Combourg (Breton: Komborn, Gallo: Conbórn) is a commune in the Ille-et-Vilaine department in Brittany in northwestern France.


Inhabitants of Combourg are called Combourgeois and, more rarely Combournais, in French.

Historical population
Year Pop. ±%
1810 4,170 —    
1962 4,339 +4.1%
1968 4,457 +2.7%
1975 4,647 +4.3%
1982 4,733 +1.9%
1990 4,843 +2.3%
1999 4,850 +0.1%
2008 5,572 +14.9%


Arthur Young, the English writer and economist, visited Combourg on his travels through France in 1788. He wrote of the town:

SEPTEMBER 1 [1788]. The country has a savage aspect; husbandry not much further advanced, at least in skill, than among the Hurons, which appears incredible amidst enclosures; the people almost as wild as their country, and their town of Combourg one of the most brutal filthy places that can be seen; mud houses, no windows, and a pavement so broken, as to impede all passengers, but ease none — yet here is a chateau, and inhabited; who is this Monsieur de Chateaubriant, the owner, that has nerves strung for a residence amidst such filth and poverty?
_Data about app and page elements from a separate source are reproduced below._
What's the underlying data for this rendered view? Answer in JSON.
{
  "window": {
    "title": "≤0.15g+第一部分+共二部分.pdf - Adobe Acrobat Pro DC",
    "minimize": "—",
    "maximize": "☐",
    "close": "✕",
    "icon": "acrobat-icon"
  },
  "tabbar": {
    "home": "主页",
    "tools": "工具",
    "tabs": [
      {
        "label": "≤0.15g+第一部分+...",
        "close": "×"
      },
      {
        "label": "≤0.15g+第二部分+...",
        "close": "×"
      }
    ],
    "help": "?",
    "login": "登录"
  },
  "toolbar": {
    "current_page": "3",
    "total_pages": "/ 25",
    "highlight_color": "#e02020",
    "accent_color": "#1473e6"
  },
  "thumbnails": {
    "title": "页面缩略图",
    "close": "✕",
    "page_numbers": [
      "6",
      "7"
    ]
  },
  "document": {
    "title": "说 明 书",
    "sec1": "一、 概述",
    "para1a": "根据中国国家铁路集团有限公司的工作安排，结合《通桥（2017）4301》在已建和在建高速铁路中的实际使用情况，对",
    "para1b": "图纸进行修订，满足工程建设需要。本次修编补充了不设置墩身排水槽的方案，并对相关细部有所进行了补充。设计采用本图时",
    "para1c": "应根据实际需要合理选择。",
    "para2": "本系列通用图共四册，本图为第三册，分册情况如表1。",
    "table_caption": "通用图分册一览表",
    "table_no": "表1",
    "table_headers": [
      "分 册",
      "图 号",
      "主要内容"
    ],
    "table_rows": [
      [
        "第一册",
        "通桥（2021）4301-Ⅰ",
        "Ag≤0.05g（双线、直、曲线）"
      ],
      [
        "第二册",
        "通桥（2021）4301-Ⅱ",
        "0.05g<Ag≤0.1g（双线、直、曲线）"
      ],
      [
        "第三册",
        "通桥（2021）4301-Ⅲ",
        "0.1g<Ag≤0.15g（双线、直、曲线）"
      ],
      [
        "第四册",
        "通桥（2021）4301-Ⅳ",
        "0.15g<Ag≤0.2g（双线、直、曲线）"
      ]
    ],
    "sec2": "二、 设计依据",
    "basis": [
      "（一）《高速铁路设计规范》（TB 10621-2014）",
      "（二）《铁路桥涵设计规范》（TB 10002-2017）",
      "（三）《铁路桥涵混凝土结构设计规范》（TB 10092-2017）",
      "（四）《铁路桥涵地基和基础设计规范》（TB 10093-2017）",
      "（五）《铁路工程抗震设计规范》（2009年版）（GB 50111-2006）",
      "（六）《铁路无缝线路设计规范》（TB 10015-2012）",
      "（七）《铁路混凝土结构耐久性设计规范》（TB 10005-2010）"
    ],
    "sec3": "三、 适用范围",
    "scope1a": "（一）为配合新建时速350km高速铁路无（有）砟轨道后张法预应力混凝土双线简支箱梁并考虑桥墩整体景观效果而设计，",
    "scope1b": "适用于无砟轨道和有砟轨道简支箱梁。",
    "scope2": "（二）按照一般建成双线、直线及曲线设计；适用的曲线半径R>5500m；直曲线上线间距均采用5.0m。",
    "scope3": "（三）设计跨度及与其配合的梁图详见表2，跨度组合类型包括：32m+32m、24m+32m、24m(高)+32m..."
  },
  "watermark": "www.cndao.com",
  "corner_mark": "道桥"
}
Below this hideous heap of wretchedness is a fine lake, surrounded by well wooded enclosures.[1]

Chateaubriand commented later: "This M. de Chateaubriand was my father. The retreat that seemed so hideous to the ill-tempered agronomist was a fine and noble dwelling, albeit dark and solemn."[2] He did not comment on Young's description of the town.[3]


François-René de Chateaubriand (1768–1848) grew up in his family's castle, the Château de Combourg.

International relations[edit]

Combourg is twinned with Waldmünchen, in Bavaria, Germany.


See also[edit]


  1. ^ Arthur Young (1792) Travels in France During the Years 1787, 1788, 1789 reprinted 1977, p99.
  2. ^ François-René de Chateaubriand, Vicomte de Mémoires d'outre-tombe. 2 vols, Ed. J-C Berchet. 1889-92
  3. ^ Graham Robb, The Discovery of France, Picador, 2007, p.90

External links[edit]